Mortgage lending discrimination is illegal. If you think you've been discriminated against based on race, religion, sex, marital status, use of public assistance, national origin, disability, or age, there are steps you can take. One such step is to file a report to the Consumer Financial Protection Bureau or with the U.S. Department of Housing and Urban Development (HUD).
The degree to which you’re emotionally tied to the idea of homeownership—or to the particular home where you currently live—is an important, nonfinancial consideration.
Maintenance costs, time
Advantages of Renting
Selling your home and moving into a rental has its points. If you currently rent, you know these benefits. But if you’re a homeowner contemplating jumping ship, here are some reasons to consider.
Renting may make sense if you’re an empty nester, ready to downsize or unsure of where you’ll spend your retirement years. You may want to move away for better weather or a lower cost of living for some years, but also be easily able to move closer to your family later on.
Your health—or that of a family member—can also be a factor if you believe you may need to move soon to receive or give care. Many assisted living, continuing care, or independent living communities are rent-only, leaving you with no choice if that’s where you’ll live.
If you do end up renting, a long-term lease will lessen the uncertainty of rising rents.
It’s important to compare the cost of renting to owning in the place where you plan to live. According to a 2016 report from Trulia, renting was less expensive in 98 out of 100 cities with a large population of residents 65 and older. Nevertheless, it’s worth noting that in the South owning is typically less expensive than renting.

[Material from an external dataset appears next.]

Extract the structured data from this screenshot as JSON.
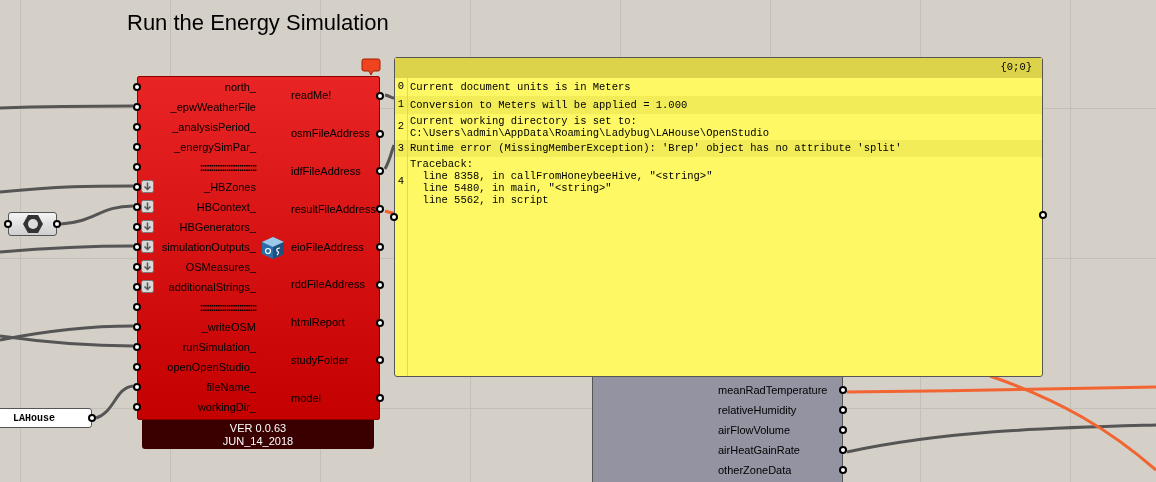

When you rent, you will likely not have to pay for major-league, structural maintenance. According to Millionacres.com, homeowners spend between 1% and 4% each year on upkeep on average. The older the home, the higher the percentage. One caveat: Read the lease carefully before you sign and make sure your landlord is responsible for all (or nearly all) maintenance and repairs, especially if you’re renting a house.
It’s not just the cost. As you get older, your ability to do any of these jobs yourself will inevitably decline. Maybe you don’t want to live somewhere that finds you regularly standing on ladders to change the light bulbs or shoveling snow from the sidewalk—or the roof. That’s when a super or building handyman can really help.
Renting may free up money that you can invest. That keeps you liquid and can increase your overall income during your retirement years. Investments often grow at a faster rate than real estate appreciates, making them an even better use of your money. Also, ownership puts you at risk in the event of another housing-market crash—something renting does not do.
Little maintenance expense, responsibility
Flexibility in moving
Fewer costs, taxes
Unpredictable rent increases, eviction
No tax benefits
Inability to customize home
The Bottom Line
For many people approaching retirement, the decision of whether to keep the family manse or downsize to a smaller place is a difficult one. If they do decide to move, the stress and expense that can come with homeownership come into play. Whether to own or rent a home in retirement involves several considerations, such as:
- What are the tax perks of renting vs. owning?
- Is the home a potential investment opportunity or just another expense?
- Which risks come with homeownership, in terms of unexpected costs, and can your budget withstand them?